Organizing and structuring shell scripts is crucial for maintaining clarity and facilitating long-term maintainability. By adopting best practices such as modularizing code, using meaningful variable names, and incorporating comments, you can create shell scripts that are not only effective but also easily understood and modified by yourself or others in the future.

Debugging and troubleshooting shell scripts is an integral part of the development process. Familiarizing yourself with tools like the set command, tracing, and log analysis can help you quickly identify and resolve issues, ensuring that your scripts function as intended.

Beyond the core shell scripting techniques, integrating shell scripts with other Linux tools can unlock even greater capabilities. By leveraging the power of utilities like awk, sed, and grep, you can seamlessly incorporate complex data processing, text manipulation, and pattern matching into your shell scripts, further expanding their functionality.

The journey of mastering shell scripting in Linux is one of continuous learning and exploration. As you delve deeper into the subject, you’ll discover innovative ways to automate tasks, streamline workflows, and become more efficient in your day-to-day operations. Whether you’re a seasoned Linux administrator or a newcomer to the command line, shell scripting offers a versatile and rewarding path to enhance your skills and productivity.

As you embark on your shell scripting journey, remember that the key to success lies in consistent practice, a willingness to experiment, and a keen eye for identifying opportunities for automation. By embracing the power of shell scripting, you can transform your Linux experience, freeing up time and resources to focus on more strategic and fulfilling tasks.
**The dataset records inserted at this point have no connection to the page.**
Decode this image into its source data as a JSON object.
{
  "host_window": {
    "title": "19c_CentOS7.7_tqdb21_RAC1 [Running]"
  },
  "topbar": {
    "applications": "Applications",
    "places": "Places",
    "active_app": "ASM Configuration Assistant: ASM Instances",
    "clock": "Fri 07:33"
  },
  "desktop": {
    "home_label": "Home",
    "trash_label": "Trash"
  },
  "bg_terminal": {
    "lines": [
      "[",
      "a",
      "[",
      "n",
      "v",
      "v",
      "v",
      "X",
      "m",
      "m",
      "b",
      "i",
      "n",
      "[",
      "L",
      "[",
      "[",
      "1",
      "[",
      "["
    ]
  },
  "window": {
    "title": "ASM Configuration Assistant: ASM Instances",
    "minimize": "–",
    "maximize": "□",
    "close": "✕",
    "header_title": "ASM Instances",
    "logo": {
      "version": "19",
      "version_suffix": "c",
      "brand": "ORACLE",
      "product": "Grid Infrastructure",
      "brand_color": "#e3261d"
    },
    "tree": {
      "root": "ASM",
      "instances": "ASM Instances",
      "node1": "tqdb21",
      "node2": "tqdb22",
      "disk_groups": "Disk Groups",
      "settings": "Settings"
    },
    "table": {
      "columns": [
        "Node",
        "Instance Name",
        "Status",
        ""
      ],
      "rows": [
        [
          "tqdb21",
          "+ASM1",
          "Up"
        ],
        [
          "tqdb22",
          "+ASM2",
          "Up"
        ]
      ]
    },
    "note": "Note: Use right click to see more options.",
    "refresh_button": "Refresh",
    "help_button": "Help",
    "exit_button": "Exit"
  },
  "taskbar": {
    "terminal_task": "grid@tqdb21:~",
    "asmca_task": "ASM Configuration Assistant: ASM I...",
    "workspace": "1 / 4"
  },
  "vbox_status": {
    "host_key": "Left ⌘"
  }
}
Shell scripting in Linux is a fundamental skill that can elevate your proficiency and unlock new possibilities. By mastering the techniques and tools covered in this article, you’ll be well on your way to becoming a more efficient, adaptable, and productive Linux user. So, roll up your sleeves, dive into the world of shell scripting, and unleash the true potential of your Linux system.